    Firms in the smaller countries surveyed, Cuba and South Africa, were particularly active in South-South health biotechnology collaboration. Of the countries surveyed, South Africa has the second-highest number of collaborative links and Cuba engages in more collaboration than China. Gaining access to markets appears to be the main motivation, underscoring the need for health biotechnology firms to export their products to ensure viability.

    Challenges for Developing Countries

    However, there are several challenges that firms must contend with when engaging in South-South collaboration. Follow-up interviews in developing countries revealed that firms find it challenging to identify appropriate partners in other developing countries and to initiate the collaboration. Finding enough detailed information about potential partners is a difficult task, and building trust can also be hard for firms, especially those with limited capacity and resources. Companies also commonly reported that the excessive time and the high cost of moving products or ingredients for production across international borders were a major challenge for the collaboration. It was also difficult for collaborators to fulfil the requirements of the drug regulatory systems in both of their respective countries, and immature regulatory systems or vastly different regulatory processes hampered the collaboration. Lastly interviewees in the countries with limited scientific proficiency highlighted that poor local scientific and supporting infrastructure was a hindrance to cooperation that focused on creating low-cost biotechnology products. Entrepreneurs highlighted that this could increase the end cost of products and make the exchange of goods between collaborators difficult and slow.

    Opportunities Through Collaboration

    By working together, developing countries use their respective strengths to increase the availability of relatively inexpensive health biotechnology products in developing countries' markets. For example, during Africa's 2007 meningitis outbreak, biotechnology firms in Brazil and Cuba provided African countries with affordable vaccines to prevent the further spread of the disease. By working together, the two countries quickly developed a cost-effective vaccine for Africa that was cheaper than an alternative from multinational firms. In addition, treatment for hepatitis, tuberculosis, malaria and HIV/AIDS is now available in sub-Saharan Africa through generics producers from China and India. Firms such as Ranbaxy, Shanta Biotechnics and Holly-Cotec are providing lower-cost alternatives, thereby improving access to health products.
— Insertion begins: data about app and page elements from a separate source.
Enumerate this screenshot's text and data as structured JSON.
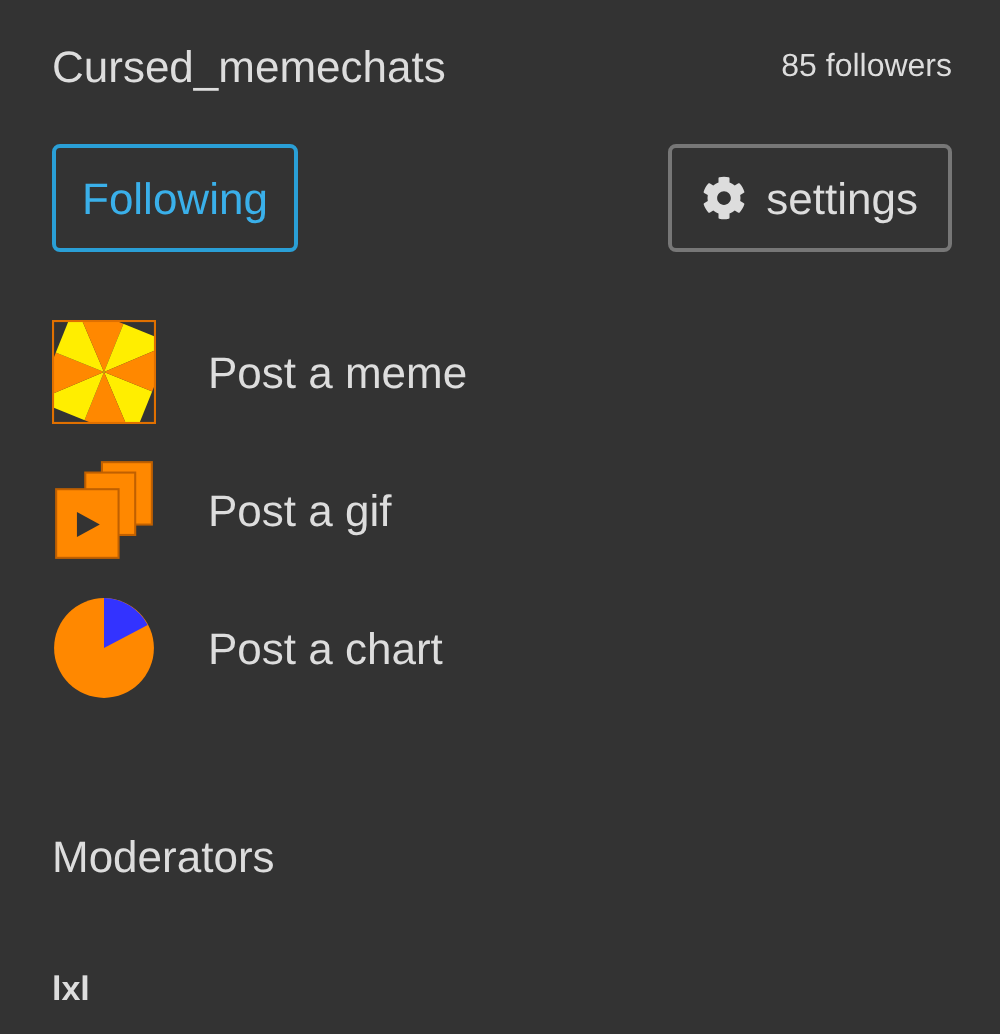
{
  "header": {
    "title": "Cursed_memechats",
    "followers": "85 followers"
  },
  "follow_button": {
    "label": "Following",
    "on": true
  },
  "settings_button": {
    "label": "settings"
  },
  "actions": [
    {
      "kind": "meme",
      "label": "Post a meme"
    },
    {
      "kind": "gif",
      "label": "Post a gif"
    },
    {
      "kind": "chart",
      "label": "Post a chart"
    }
  ],
  "moderators": {
    "heading": "Moderators",
    "names": [
      "lxl"
    ]
  }
}
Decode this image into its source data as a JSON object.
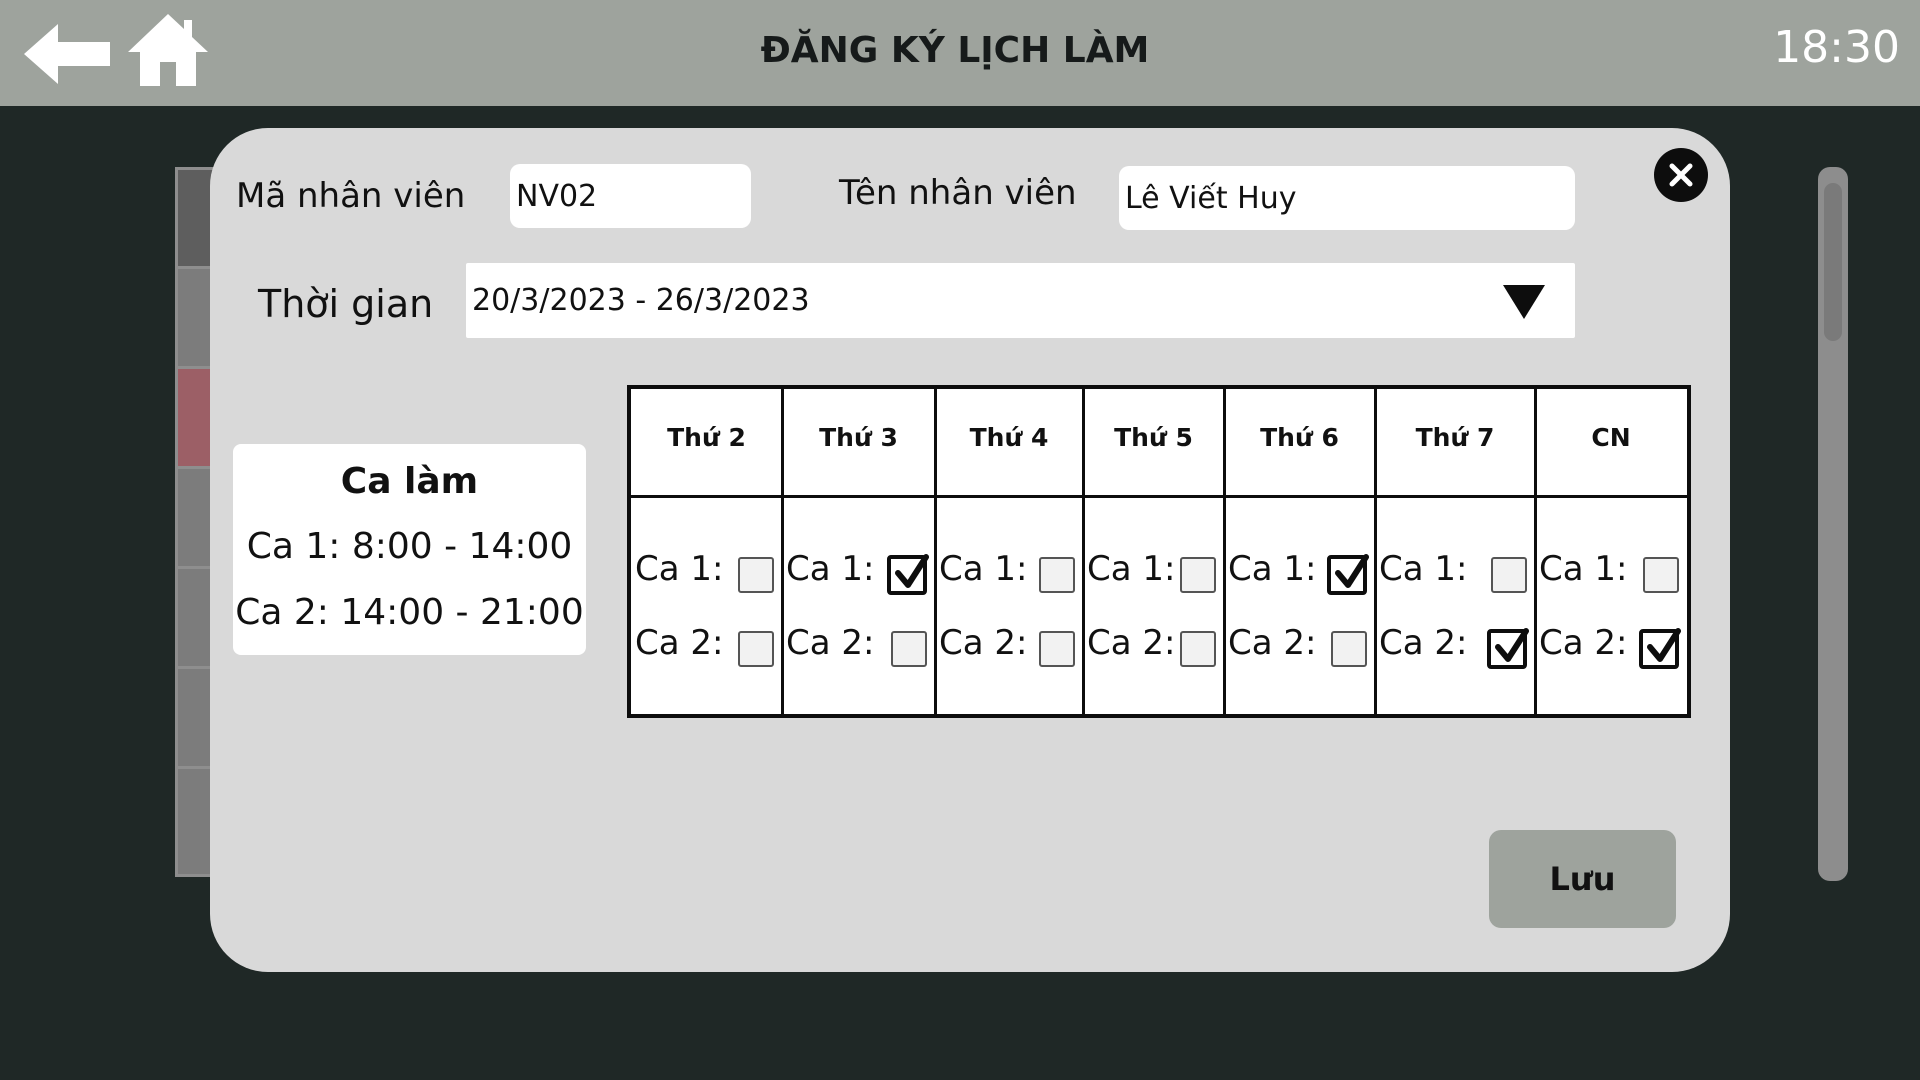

    Clearly, South-South collaboration in health biotechnology is moving beyond political rhetoric to become a reality in a number of developing countries. Firms are using South-South collaboration to expand their reach into non-traditional markets and build competitiveness in biotechnology. South-South collaboration should be on the agenda of more firms in developing countries. South-South collaboration is also a powerful tool for providing lower-cost health products to which international organizations, donors and philanthropic organizations should pay attention. By encouraging South-South collaboration, donors can harness the capacity of developing countries to provide more affordable and more locally relevant health products, in order that these products can reach more people in the developing world.

    1Available at www.worldpharmaceuticals.net/editorials/015_march09/WPF015_theemerging.pdf.
    2H. Thorsteinsdóttir and others, 'South-South Entrepreneurial Collaboration in Health Biotech', Nature Biotechnology, vol. 28 (2010). pp. 407-416.

    Acknowledgement: The authors thank all the firms that responded to the survey and generously shared their expertise and time. This project was funded by Genome Canada through the Ontario Genomics Institute and by the International Development Research Centre, and was supported by the McLaughlin-Rotman Centre for Global Health, an academic centre at the University Health Network and University of Toronto. Halla Thorsteinsdóttir is supported by a New Investigator Award from the Canadian Institutes of Health Research.